> The task:
Repeat the data exactly as given below, dropping every picture.

***

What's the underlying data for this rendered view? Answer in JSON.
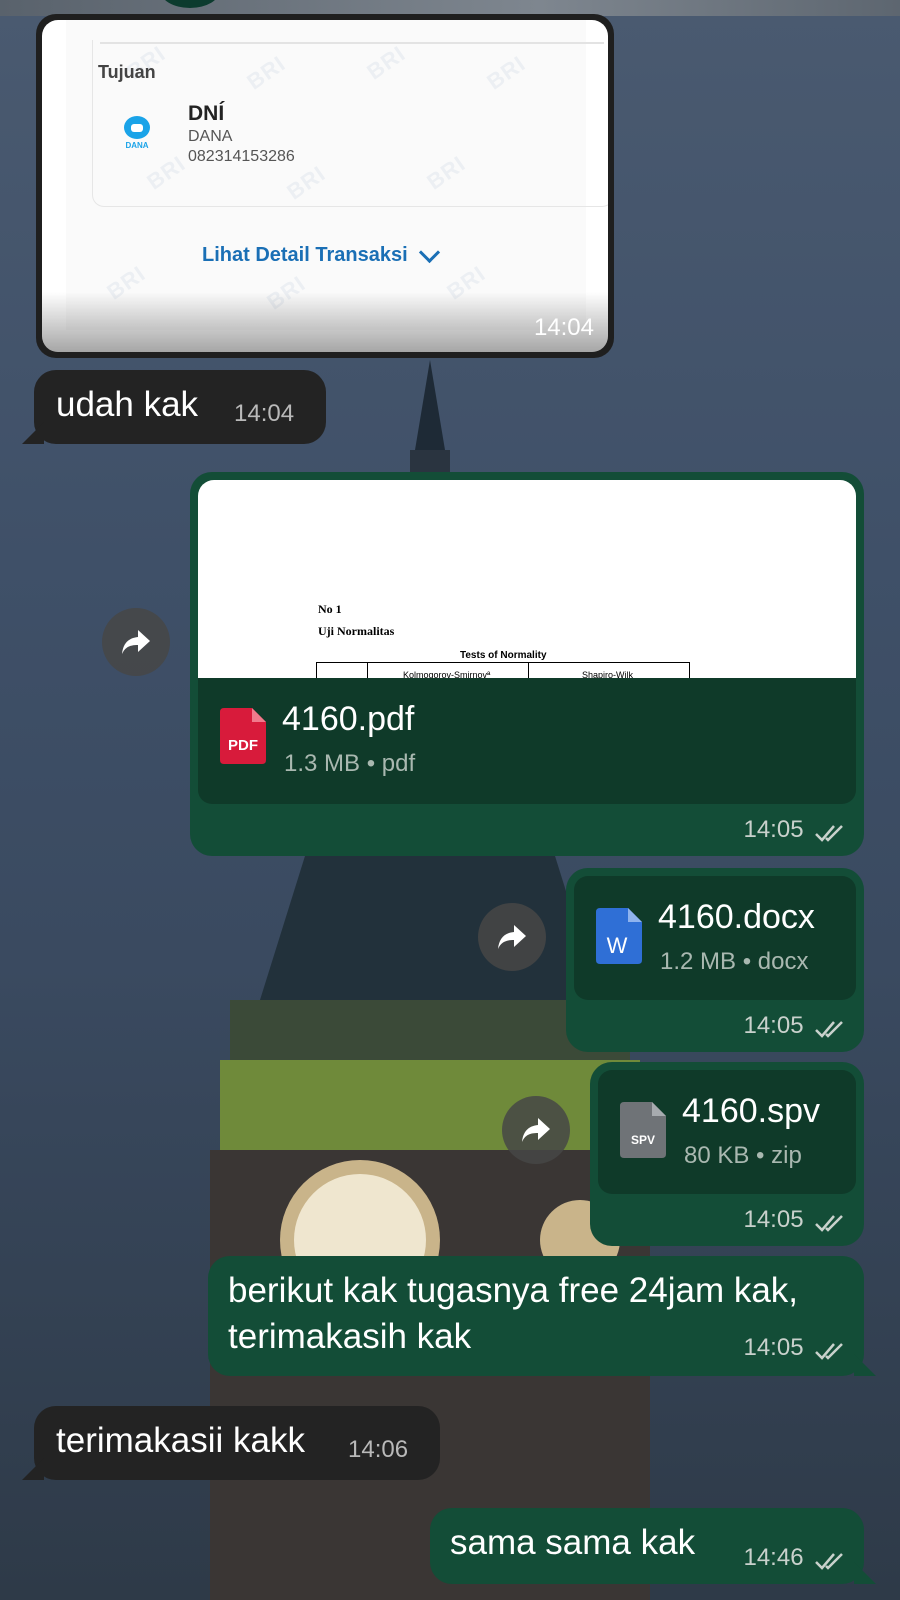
{
  "receipt": {
    "section_label": "Tujuan",
    "name": "DNÍ",
    "wallet_logo_text": "DANA",
    "bank": "DANA",
    "phone": "082314153286",
    "link": "Lihat Detail Transaksi",
    "time": "14:04",
    "watermark": "BRI"
  },
  "messages": [
    {
      "text": "udah kak",
      "time": "14:04"
    },
    {
      "file_name": "4160.pdf",
      "file_meta": "1.3 MB • pdf",
      "icon_label": "PDF",
      "time": "14:05",
      "preview": {
        "line1": "No 1",
        "line2": "Uji Normalitas",
        "line3": "Tests of Normality",
        "col1": "Kolmogorov-Smirnovª",
        "col2": "Shapiro-Wilk"
      }
    },
    {
      "file_name": "4160.docx",
      "file_meta": "1.2 MB • docx",
      "icon_label": "W",
      "time": "14:05"
    },
    {
      "file_name": "4160.spv",
      "file_meta": "80 KB • zip",
      "icon_label": "SPV",
      "time": "14:05"
    },
    {
      "text_line1": "berikut kak tugasnya free 24jam kak,",
      "text_line2": "terimakasih kak",
      "time": "14:05"
    },
    {
      "text": "terimakasii kakk",
      "time": "14:06"
    },
    {
      "text": "sama sama kak",
      "time": "14:46"
    }
  ],
  "colors": {
    "incoming_bubble": "#232323",
    "outgoing_bubble": "#134d37",
    "file_row": "#0f3a29",
    "pdf_icon": "#d81b3b",
    "word_icon": "#2f6fd6",
    "spv_icon": "#6f7377"
  }
}
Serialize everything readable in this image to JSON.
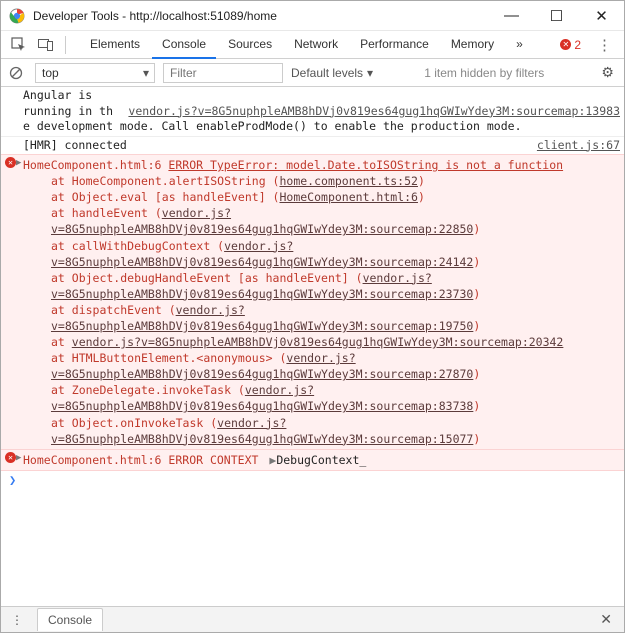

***

> Response to the task:
What's the underlying data for this rendered view? Answer in JSON.
{
  "receipt": {
    "section_label": "Tujuan",
    "name": "DNÍ",
    "wallet_logo_text": "DANA",
    "bank": "DANA",
    "phone": "082314153286",
    "link": "Lihat Detail Transaksi",
    "time": "14:04",
    "watermark": "BRI"
  },
  "messages": [
    {
      "text": "udah kak",
      "time": "14:04"
    },
    {
      "file_name": "4160.pdf",
      "file_meta": "1.3 MB • pdf",
      "icon_label": "PDF",
      "time": "14:05",
      "preview": {
        "line1": "No 1",
        "line2": "Uji Normalitas",
        "line3": "Tests of Normality",
        "col1": "Kolmogorov-Smirnovª",
        "col2": "Shapiro-Wilk"
      }
    },
    {
      "file_name": "4160.docx",
      "file_meta": "1.2 MB • docx",
      "icon_label": "W",
      "time": "14:05"
    },
    {
      "file_name": "4160.spv",
      "file_meta": "80 KB • zip",
      "icon_label": "SPV",
      "time": "14:05"
    },
    {
      "text_line1": "berikut kak tugasnya free 24jam kak,",
      "text_line2": "terimakasih kak",
      "time": "14:05"
    },
    {
      "text": "terimakasii kakk",
      "time": "14:06"
    },
    {
      "text": "sama sama kak",
      "time": "14:46"
    }
  ],
  "colors": {
    "incoming_bubble": "#232323",
    "outgoing_bubble": "#134d37",
    "file_row": "#0f3a29",
    "pdf_icon": "#d81b3b",
    "word_icon": "#2f6fd6",
    "spv_icon": "#6f7377"
  }
}
Serialize everything readable in this image to JSON.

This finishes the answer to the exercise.